Dataset records:

<<<<

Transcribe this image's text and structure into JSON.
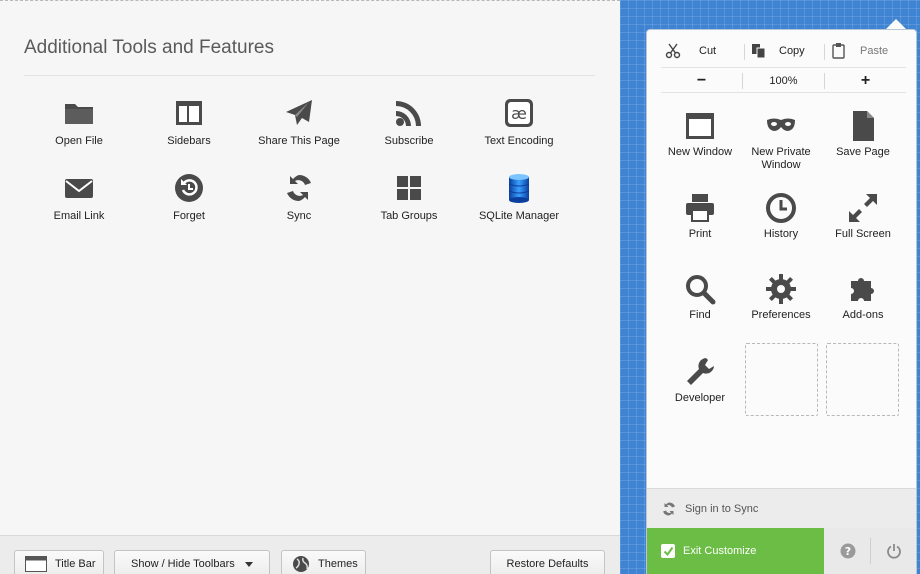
{
  "palette": {
    "title": "Additional Tools and Features",
    "items": [
      {
        "label": "Open File",
        "icon": "folder-icon"
      },
      {
        "label": "Sidebars",
        "icon": "sidebar-icon"
      },
      {
        "label": "Share This Page",
        "icon": "paper-plane-icon"
      },
      {
        "label": "Subscribe",
        "icon": "rss-icon"
      },
      {
        "label": "Text Encoding",
        "icon": "ae-glyph-icon"
      },
      {
        "label": "Email Link",
        "icon": "envelope-icon"
      },
      {
        "label": "Forget",
        "icon": "forget-history-icon"
      },
      {
        "label": "Sync",
        "icon": "sync-icon"
      },
      {
        "label": "Tab Groups",
        "icon": "tab-groups-icon"
      },
      {
        "label": "SQLite Manager",
        "icon": "database-icon"
      }
    ]
  },
  "bottom_bar": {
    "title_bar": "Title Bar",
    "show_hide": "Show / Hide Toolbars",
    "themes": "Themes",
    "restore": "Restore Defaults"
  },
  "menu": {
    "edit": {
      "cut": "Cut",
      "copy": "Copy",
      "paste": "Paste"
    },
    "zoom": {
      "minus": "−",
      "level": "100%",
      "plus": "+"
    },
    "items": [
      {
        "label": "New Window",
        "icon": "window-icon"
      },
      {
        "label": "New Private Window",
        "icon": "private-mask-icon"
      },
      {
        "label": "Save Page",
        "icon": "document-icon"
      },
      {
        "label": "Print",
        "icon": "printer-icon"
      },
      {
        "label": "History",
        "icon": "clock-icon"
      },
      {
        "label": "Full Screen",
        "icon": "fullscreen-arrows-icon"
      },
      {
        "label": "Find",
        "icon": "magnifier-icon"
      },
      {
        "label": "Preferences",
        "icon": "gear-icon"
      },
      {
        "label": "Add-ons",
        "icon": "puzzle-icon"
      },
      {
        "label": "Developer",
        "icon": "wrench-icon"
      }
    ],
    "sign_in": "Sign in to Sync",
    "exit": "Exit Customize"
  },
  "colors": {
    "exit_green": "#6cbd45",
    "grid_blue": "#3f83d3",
    "icon_gray": "#4a4a4a"
  }
}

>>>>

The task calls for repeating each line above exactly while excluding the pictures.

Transcribe this image's text and structure into JSON.
{
  "palette": {
    "title": "Additional Tools and Features",
    "items": [
      {
        "label": "Open File",
        "icon": "folder-icon"
      },
      {
        "label": "Sidebars",
        "icon": "sidebar-icon"
      },
      {
        "label": "Share This Page",
        "icon": "paper-plane-icon"
      },
      {
        "label": "Subscribe",
        "icon": "rss-icon"
      },
      {
        "label": "Text Encoding",
        "icon": "ae-glyph-icon"
      },
      {
        "label": "Email Link",
        "icon": "envelope-icon"
      },
      {
        "label": "Forget",
        "icon": "forget-history-icon"
      },
      {
        "label": "Sync",
        "icon": "sync-icon"
      },
      {
        "label": "Tab Groups",
        "icon": "tab-groups-icon"
      },
      {
        "label": "SQLite Manager",
        "icon": "database-icon"
      }
    ]
  },
  "bottom_bar": {
    "title_bar": "Title Bar",
    "show_hide": "Show / Hide Toolbars",
    "themes": "Themes",
    "restore": "Restore Defaults"
  },
  "menu": {
    "edit": {
      "cut": "Cut",
      "copy": "Copy",
      "paste": "Paste"
    },
    "zoom": {
      "minus": "−",
      "level": "100%",
      "plus": "+"
    },
    "items": [
      {
        "label": "New Window",
        "icon": "window-icon"
      },
      {
        "label": "New Private Window",
        "icon": "private-mask-icon"
      },
      {
        "label": "Save Page",
        "icon": "document-icon"
      },
      {
        "label": "Print",
        "icon": "printer-icon"
      },
      {
        "label": "History",
        "icon": "clock-icon"
      },
      {
        "label": "Full Screen",
        "icon": "fullscreen-arrows-icon"
      },
      {
        "label": "Find",
        "icon": "magnifier-icon"
      },
      {
        "label": "Preferences",
        "icon": "gear-icon"
      },
      {
        "label": "Add-ons",
        "icon": "puzzle-icon"
      },
      {
        "label": "Developer",
        "icon": "wrench-icon"
      }
    ],
    "sign_in": "Sign in to Sync",
    "exit": "Exit Customize"
  },
  "colors": {
    "exit_green": "#6cbd45",
    "grid_blue": "#3f83d3",
    "icon_gray": "#4a4a4a"
  }
}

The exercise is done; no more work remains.